Day 8 (7/13) Jinggu to Yongping
Today you’ll learn about Buddhism’s history in China, and how the history of tea is intimately tied to Buddhism. We’ll visit two famous temples — one with a tower built in 1644, and another that devotees believe is imprinted with God’s handprints and footprints. The King of Thailand made a famous visit to this second temple in 2007 to pray. After visiting these temples we’ll go to visit the countryside of the Dai Minority people.

Day 9 (7/14) Yongping to Lincang
Lincang is a mysterious place in Yunnan because the mountains and bad roads make it very difficult to travel there. But the vistas and tea culture make it well worth the trip! We’ll cross the Mekong River Bridge — called the Lancang River in China — and peer down into the canyon. We’ll also visit some famous ruins and caves with stalactites.

Lincang is home to the Wa Minority. Their tea culture dates back 1,000 years, and has changed very little since that time. We’lll visit a Wa village to share some tea with them and see what it’s all about.

Day 10 (7/15) Lincang to Fengqing
Fengqing has the second-largest Confucian temple in Yunnan, built during the Ming Dynasty. It is a unique and valuable place to research ancient architectural techniques. After lunch, we’ll visit the famous Fengqing Yunnin Black Tea Factory. We’ll make time for a much-needed Chinese foot massage with Chinese herbs to release stress and fatigue.

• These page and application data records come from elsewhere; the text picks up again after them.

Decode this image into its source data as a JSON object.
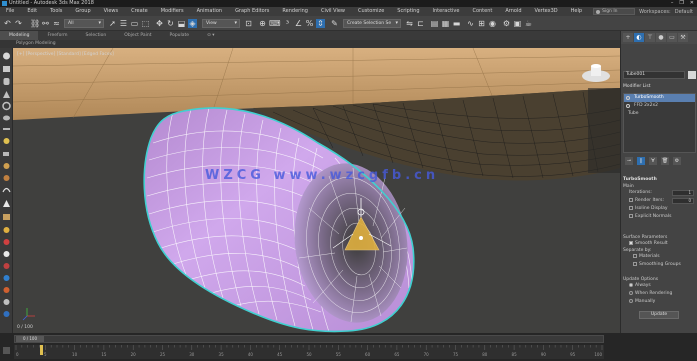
{
  "window": {
    "title": "Untitled - Autodesk 3ds Max 2018",
    "controls": [
      "–",
      "❐",
      "✕"
    ]
  },
  "menu": {
    "items": [
      "File",
      "Edit",
      "Tools",
      "Group",
      "Views",
      "Create",
      "Modifiers",
      "Animation",
      "Graph Editors",
      "Rendering",
      "Civil View",
      "Customize",
      "Scripting",
      "Interactive",
      "Content",
      "Arnold",
      "Vertex3D",
      "Help"
    ],
    "signin": "Sign In",
    "workspaces_label": "Workspaces:",
    "workspaces_value": "Default"
  },
  "toolbar": {
    "filter_dropdown": "All",
    "view_dropdown": "View",
    "selection_set": "Create Selection Se"
  },
  "ribbon": {
    "tabs": [
      "Modeling",
      "Freeform",
      "Selection",
      "Object Paint",
      "Populate"
    ],
    "active_tab": 0,
    "sub_label": "Polygon Modeling"
  },
  "viewport": {
    "label": "[+] [Perspective] [Standard] [Edged Faces]",
    "frame_counter": "0 / 100",
    "watermark": "WZCG  www.wzcgfb.cn"
  },
  "command_panel": {
    "object_name": "Tube001",
    "modifier_list_label": "Modifier List",
    "modifiers": [
      {
        "name": "TurboSmooth",
        "selected": true
      },
      {
        "name": "FFD 2x2x2",
        "selected": false
      },
      {
        "name": "Tube",
        "selected": false
      }
    ],
    "turbosmooth": {
      "title": "TurboSmooth",
      "main_label": "Main",
      "iterations_label": "Iterations:",
      "iterations_value": "1",
      "render_iters_label": "Render Iters:",
      "render_iters_value": "0",
      "isoline_display": "Isoline Display",
      "explicit_normals": "Explicit Normals"
    },
    "surface": {
      "title": "Surface Parameters",
      "smooth_result": "Smooth Result",
      "separate_by": "Separate by:",
      "materials": "Materials",
      "smoothing_groups": "Smoothing Groups"
    },
    "update": {
      "title": "Update Options",
      "always": "Always",
      "when_rendering": "When Rendering",
      "manually": "Manually",
      "button": "Update"
    }
  },
  "timeline": {
    "slider_text": "0 / 100",
    "ticks": [
      "0",
      "5",
      "10",
      "15",
      "20",
      "25",
      "30",
      "35",
      "40",
      "45",
      "50",
      "55",
      "60",
      "65",
      "70",
      "75",
      "80",
      "85",
      "90",
      "95",
      "100"
    ]
  },
  "colors": {
    "tube_fill": "#c89be0",
    "tube_wire": "#ffffff",
    "selection_outline": "#40d0d0",
    "floor_wire": "#1a1a1a",
    "ground_tan": "#c8a070",
    "accent_blue": "#2e6fb0",
    "gizmo": "#e0b040"
  }
}
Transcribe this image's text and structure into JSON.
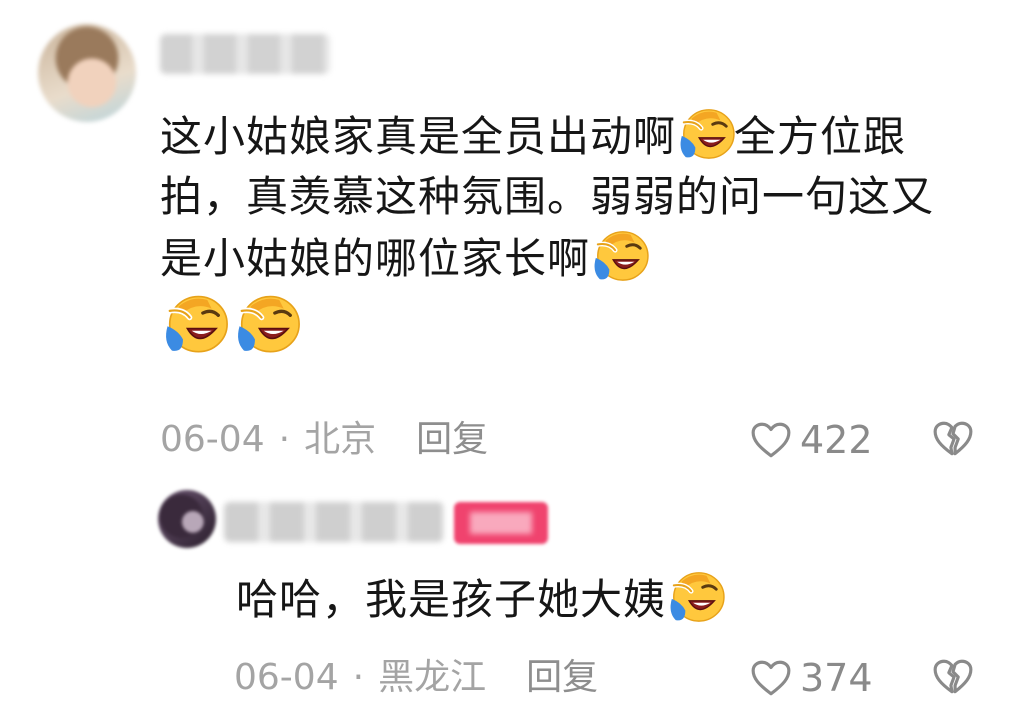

Day 11 (7/16) Fengqing to Dali
Dali is a famous town and popular tourist destination. We’ll arrive in Dali in time for lunch, then visit the Dali Museum which showcases the history of Yunnan and its minority groups. Then we’ll relax and enjoy a Bai Minority tea ceremony, called San Dao Cha (”Three Step Tea Service”) with three completely different flavors that progress from bitter to sweet. The Bai use this ceremony to teach people that life gets better with time and hard work.

Day 12 (7/17) Dali Temples and Shopping
Today you’ll visit a temple from the Tang Dynasty (619-907 AD) that Marco Polo himself visited. There’s a 600-year-old tea tree inside! We’ll stroll through the old walled city and duck into shops for local handicrafts. After lunch you’ll have plenty of free time to travel around town, much of which has been rebuilt in the old style.

Day 13 (7/18) Dali
On your last day in Dali, you’ll visit the renowned Xia Guan Tuo Cha Puer Tea Musuem. After lunch we’ll head out to Er Hai Lake to see the how fishermen use birds (Yuyin) to fish!

Day 14 (7/19) Dali to Kunming
Today we’ll drive to Kunming and have special Yunnan cuisine for lunch. Then we’ll make an afternoon of drinking and studying Puer in a beautiful teahouse. A special dinner awaits — local wild mushrooms (”Treasures of the Mountain”) in hot-pan style. These highland mushrooms are famous in China for their flavor and nutritional quality. After dinner will visit a jade factory, since this part of Yunnan is known for producing some of the best jade in China.

Day 15 (7/20) Back home!
If time permits, we’ll take a walk through Cui Hu Park and shop for handicrafts before heading to the airport.

[From Summer 2009 Puer Tea Tour | Seven Cups Fine Chinese Teas]